Senators focus on interstate work


COLUMBIA - With South Carolina's rapid growth during the past 20 years, a group of senators says it is vital that the state's interstate highways keep up.

The Special Interstate Subcommittee met Wednesday for the first time, getting an overview of more than $1 billion in interstate widening projects in the works, like expanding Interstate 85 near the North Carolina state line and Interstate 20 west of Columbia from four to six lanes.

State Department of Transportation Secretary Christy Hall threw around bigger numbers than that, saying the state has begun preliminary studies on the biggest road project ever undertaken here - a $1.6 billion untangling of the intersection of I-20, Interstate 26 and Interstate 126 in Columbia.

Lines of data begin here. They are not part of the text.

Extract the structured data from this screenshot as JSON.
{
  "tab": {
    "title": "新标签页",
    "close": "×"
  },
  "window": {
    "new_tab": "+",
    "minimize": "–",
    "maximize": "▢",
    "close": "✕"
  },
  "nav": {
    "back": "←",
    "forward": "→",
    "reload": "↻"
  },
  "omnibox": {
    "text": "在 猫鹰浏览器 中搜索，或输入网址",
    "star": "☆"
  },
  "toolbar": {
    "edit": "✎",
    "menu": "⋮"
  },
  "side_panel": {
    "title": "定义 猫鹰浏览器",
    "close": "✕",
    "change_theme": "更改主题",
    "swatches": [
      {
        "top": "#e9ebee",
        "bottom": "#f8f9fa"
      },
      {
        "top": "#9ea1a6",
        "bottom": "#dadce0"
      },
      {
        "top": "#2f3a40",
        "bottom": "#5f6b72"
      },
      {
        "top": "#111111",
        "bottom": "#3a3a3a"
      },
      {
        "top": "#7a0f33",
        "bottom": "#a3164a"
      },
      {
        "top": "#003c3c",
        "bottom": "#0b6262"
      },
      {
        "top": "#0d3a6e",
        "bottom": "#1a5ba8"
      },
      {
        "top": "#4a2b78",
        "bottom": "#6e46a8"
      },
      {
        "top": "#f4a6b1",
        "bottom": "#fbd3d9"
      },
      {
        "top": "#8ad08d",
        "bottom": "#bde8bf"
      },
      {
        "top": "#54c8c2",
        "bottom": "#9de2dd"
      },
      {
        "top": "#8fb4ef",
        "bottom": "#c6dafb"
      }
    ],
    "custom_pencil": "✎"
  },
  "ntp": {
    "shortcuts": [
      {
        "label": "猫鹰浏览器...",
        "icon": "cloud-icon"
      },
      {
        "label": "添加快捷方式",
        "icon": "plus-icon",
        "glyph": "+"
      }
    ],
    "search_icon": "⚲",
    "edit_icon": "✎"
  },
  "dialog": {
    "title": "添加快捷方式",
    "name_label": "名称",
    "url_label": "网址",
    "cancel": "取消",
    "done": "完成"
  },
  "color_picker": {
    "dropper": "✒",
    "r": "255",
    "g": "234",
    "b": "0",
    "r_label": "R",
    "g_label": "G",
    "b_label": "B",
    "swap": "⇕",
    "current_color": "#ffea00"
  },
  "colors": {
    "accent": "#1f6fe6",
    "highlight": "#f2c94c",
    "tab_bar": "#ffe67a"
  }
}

The DOT is tossing around an even bigger widening project on Interstate 526 in the next few decades, from North Charleston to Mount Pleasant, involving several high bridges. Hall can't say when it will start or how much it will cost because her engineers haven't started the details, but it has all the signs of topping the Columbia project.

The General Assembly's 2017 approval of a 12-cent gas tax increase over six years - passed over Gov. Henry McMaster's veto - and increases in other fees are helping accelerate the pace of work, Hall said.

In all, the DOT has $3.6 billion of road work going on right now in South Carolina. While $1.3 billion is going toward widening interstates, $1.1 billion is going toward repaving all types of roads in bad condition, $315 million to replacing substandard bridges and $117 million toward small projects like guardrails and paved shoulders to reduce South Carolina's highest in the nation rate of deaths on rural roads, Hall said.

"We've got everything stacked and ready for delivery. It's just pulling them through the pipeline," Hall said.

Democratic Sen. Nikki Setzler of West Columbia asked for the committee after yet another trip on I-26 between Charleston to Columbia slowed to a crawl amid truck traffic heading west and north from the ports in Charleston and Savannah, Georgia.

"Ride down 26 and all the sudden you stop, and you start thinking the way it will be 20 years from now - that's a nightmare," said Setzler, the longest-serving member in the state Senate.

Expanding all of I-26 is decades away but is on the radar. Hall said widening 14 miles east of where the current six-lane stretch ends south of Columbia is in the next wave of projects, along with expanding 8 miles of Interstate 95 after the highway enters the state from Georgia - a longtime choke point for travelers all along the East Coast as the road narrows to four lanes.

Hall said the DOT is using the additional money as wisely and creatively as it can. Her agency had only $1 billion to spend on roadwork just 11 years ago. But they are encountering other problems, like competing with large highway projects in other Southeastern states.

"There's a limited pool of larger contractors that are able to come in and work on these big projects," Hall said.

Other lawmakers asked Hall not just to concentrate on interstates. Lancaster County has grown by 50% since 2000, and many of those 30,000 new residents have spilled down U.S. 521 from Charlotte, North Carolina.

The road has stoplights, but it is over capacity too and needs help, said Republican Sen. Greg Gregory, who represents the area.

Setzler asked Hall to return to the next meeting with information about the DOT's bond debt and how much it could potentially borrow.

"Our needs are so great in this state. We can't wait until 2040, 2050 to deal with this," Setzler said. "We as a state have to determine how do we address catastrophic needs we have right now or we are going to be left behind by the rest of the Southeast?"